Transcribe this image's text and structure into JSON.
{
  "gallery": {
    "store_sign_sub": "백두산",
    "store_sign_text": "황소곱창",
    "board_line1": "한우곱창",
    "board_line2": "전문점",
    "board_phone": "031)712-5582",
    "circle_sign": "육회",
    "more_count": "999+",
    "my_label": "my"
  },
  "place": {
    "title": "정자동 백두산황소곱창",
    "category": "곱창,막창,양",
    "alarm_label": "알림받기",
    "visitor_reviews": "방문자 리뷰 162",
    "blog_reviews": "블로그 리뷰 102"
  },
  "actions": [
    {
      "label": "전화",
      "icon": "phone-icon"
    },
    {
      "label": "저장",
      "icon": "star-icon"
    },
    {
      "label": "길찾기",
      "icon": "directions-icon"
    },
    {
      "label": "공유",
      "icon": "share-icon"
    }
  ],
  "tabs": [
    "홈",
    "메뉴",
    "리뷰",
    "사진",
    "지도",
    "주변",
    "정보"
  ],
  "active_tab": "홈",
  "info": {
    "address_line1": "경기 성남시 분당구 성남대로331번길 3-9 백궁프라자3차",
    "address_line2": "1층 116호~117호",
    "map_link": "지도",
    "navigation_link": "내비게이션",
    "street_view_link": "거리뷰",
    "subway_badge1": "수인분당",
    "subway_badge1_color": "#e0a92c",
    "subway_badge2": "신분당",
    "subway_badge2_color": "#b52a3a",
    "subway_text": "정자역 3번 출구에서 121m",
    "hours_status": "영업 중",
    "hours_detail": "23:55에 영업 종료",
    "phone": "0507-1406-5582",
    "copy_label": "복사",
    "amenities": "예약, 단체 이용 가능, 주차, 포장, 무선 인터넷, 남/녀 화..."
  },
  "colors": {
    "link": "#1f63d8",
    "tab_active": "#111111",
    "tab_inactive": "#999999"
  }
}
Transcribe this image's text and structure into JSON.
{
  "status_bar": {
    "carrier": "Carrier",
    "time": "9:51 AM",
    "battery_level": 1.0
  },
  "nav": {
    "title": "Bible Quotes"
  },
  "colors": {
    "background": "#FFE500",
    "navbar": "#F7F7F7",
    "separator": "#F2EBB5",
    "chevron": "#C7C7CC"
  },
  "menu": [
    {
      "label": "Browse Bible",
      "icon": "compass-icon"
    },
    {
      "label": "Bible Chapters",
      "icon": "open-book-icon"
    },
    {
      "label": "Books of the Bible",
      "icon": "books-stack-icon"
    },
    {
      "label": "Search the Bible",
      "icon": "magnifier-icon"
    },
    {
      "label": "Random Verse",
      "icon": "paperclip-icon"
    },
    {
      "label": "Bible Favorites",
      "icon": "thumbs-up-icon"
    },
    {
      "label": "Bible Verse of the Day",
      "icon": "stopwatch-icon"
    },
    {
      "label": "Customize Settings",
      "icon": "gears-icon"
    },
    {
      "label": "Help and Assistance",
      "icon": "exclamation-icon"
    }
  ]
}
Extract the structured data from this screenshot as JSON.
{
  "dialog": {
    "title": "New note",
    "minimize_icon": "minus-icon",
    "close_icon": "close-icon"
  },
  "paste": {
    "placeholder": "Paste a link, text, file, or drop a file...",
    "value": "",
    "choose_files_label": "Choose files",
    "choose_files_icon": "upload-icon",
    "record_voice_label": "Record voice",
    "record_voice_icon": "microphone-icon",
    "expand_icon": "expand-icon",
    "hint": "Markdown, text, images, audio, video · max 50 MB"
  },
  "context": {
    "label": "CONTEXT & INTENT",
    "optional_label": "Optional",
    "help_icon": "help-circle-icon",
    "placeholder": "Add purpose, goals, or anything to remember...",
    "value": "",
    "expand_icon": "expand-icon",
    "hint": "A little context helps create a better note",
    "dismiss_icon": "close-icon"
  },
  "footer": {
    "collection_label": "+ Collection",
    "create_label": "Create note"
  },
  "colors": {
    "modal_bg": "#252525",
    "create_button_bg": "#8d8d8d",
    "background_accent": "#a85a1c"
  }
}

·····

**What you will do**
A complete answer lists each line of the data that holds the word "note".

**Task answer**
    "title": "New note",
    "hint": "A little context helps create a better note",
    "create_label": "Create note"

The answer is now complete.